The second lawsuit was commenced by the Kardashians, who filed for declaratory judgment that the use of KHROMA did not infringe the trademark rights of the cosmetic line KROMA, owned by Lee Tillett. Tillett then filed a counterclaim for trademark infringement alleging that Boldface’s intentional conduct, with using KHROMA, has caused actual confusion in the marketplace. Tillett also filed for a preliminary injunction, which was granted. However, Boldface filed for a stay on the injunction so this has not taken place and will not until a final decision is made. There has been no final decision, but a trial date has been set for April 22, 2014.

A recent update for these cases is that various media outlets, LA Times, Huffington Post, Daily Mail, etc, have reported that the brand name was being changed to KARDASHIAN BEAUTY. I contacted all of the parties, and Chroma and Boldface declined to make any comment at this time. However, Kroma Makeup made the following statement:

“Ms.Tillett is unaware of any name change having taken place. If reports prove to be true, she will be relieved to return her focus to her business, Kroma Makeup, the company she created 12 years ago. As a small business owner, this issue has been challenging. Ending the market confusion created by the Kardashian-sponsored Khroma brand will allow Ms. Tillett to move forward.”

I then visited the USPTO website to find that on May 6, 2013, a new trademark application was filed for KARDASHIAN BEAUTY. However, it is not certain how this change will impact the ongoing lawsuits. The fact that the mark is being changed does not mean the lawsuits just vanish.

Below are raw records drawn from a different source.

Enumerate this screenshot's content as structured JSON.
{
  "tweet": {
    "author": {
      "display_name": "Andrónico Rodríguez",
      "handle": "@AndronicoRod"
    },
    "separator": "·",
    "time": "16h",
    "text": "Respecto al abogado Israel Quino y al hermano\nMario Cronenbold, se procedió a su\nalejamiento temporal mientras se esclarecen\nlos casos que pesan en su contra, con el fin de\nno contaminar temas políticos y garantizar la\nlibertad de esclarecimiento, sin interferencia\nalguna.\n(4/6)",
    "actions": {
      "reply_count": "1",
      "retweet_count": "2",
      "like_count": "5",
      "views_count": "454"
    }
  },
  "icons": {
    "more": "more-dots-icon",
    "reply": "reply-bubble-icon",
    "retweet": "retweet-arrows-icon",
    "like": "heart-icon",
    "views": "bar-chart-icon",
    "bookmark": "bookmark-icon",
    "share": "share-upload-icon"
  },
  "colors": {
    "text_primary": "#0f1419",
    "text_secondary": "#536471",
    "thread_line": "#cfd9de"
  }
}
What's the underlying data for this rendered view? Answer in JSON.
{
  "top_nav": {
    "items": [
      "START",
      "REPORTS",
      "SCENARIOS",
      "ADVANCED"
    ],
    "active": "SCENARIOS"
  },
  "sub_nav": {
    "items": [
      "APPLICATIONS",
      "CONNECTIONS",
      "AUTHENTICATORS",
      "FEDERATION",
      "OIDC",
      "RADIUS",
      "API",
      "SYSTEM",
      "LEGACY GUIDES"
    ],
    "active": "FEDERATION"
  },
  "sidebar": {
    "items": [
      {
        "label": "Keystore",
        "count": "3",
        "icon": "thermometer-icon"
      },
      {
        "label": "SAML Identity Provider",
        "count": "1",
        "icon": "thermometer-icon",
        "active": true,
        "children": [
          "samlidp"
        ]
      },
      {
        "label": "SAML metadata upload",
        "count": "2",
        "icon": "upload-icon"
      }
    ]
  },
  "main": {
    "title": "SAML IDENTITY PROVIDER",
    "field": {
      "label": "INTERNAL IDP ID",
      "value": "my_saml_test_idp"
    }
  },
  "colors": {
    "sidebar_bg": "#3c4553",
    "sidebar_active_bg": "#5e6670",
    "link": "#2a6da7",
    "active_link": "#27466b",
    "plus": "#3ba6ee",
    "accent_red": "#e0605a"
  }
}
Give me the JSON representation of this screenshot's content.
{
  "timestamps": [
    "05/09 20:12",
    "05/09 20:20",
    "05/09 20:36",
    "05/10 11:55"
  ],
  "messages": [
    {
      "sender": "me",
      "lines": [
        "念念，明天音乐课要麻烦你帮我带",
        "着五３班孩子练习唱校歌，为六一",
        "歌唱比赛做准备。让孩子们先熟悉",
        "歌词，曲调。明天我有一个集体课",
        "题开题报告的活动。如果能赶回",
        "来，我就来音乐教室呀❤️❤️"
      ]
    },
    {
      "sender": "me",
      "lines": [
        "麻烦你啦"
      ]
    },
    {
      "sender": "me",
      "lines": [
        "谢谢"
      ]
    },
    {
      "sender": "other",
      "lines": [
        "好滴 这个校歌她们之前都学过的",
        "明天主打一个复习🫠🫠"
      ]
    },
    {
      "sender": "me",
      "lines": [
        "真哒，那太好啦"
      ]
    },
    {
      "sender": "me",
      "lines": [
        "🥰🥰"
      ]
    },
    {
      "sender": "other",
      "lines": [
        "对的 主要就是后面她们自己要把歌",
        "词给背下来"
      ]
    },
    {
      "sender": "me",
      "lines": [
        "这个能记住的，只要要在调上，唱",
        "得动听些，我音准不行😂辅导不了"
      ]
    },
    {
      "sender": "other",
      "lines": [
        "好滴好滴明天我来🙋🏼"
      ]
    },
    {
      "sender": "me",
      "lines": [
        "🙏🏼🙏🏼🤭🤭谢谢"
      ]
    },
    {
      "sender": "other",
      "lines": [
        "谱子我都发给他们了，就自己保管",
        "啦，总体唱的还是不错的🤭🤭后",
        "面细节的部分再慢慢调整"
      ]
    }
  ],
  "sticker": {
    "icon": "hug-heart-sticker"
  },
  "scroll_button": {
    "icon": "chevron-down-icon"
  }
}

My personal thoughts on this matter are that the legal team for Boldface and the Kardashians should have been more effective with their role in counseling their clients. The media and general public might point the finger at the Kardashians, but I would point it more towards the attorneys. It was evident that legal action was likely to ensue. The client’s best interest would have been to use a different mark and avoid costly litigation. While Boldface and the Kardashians wanted to maintain their initial investments, I am certain that the costs and time exhausted to date far outweigh what the costs would have been to go ahead and change the mark last year. As it stands now, allegedly the mark is being changed, but costs are still unknown as legal expenses will continue, and damages or settlements still might occur.

All in all, it just seems like a long road to continue to use KHROMA, all to end up changing it anyways. Poor business decisions and the like could be blamed, but one can’t ignore ineffective or questionable legal counsel as well.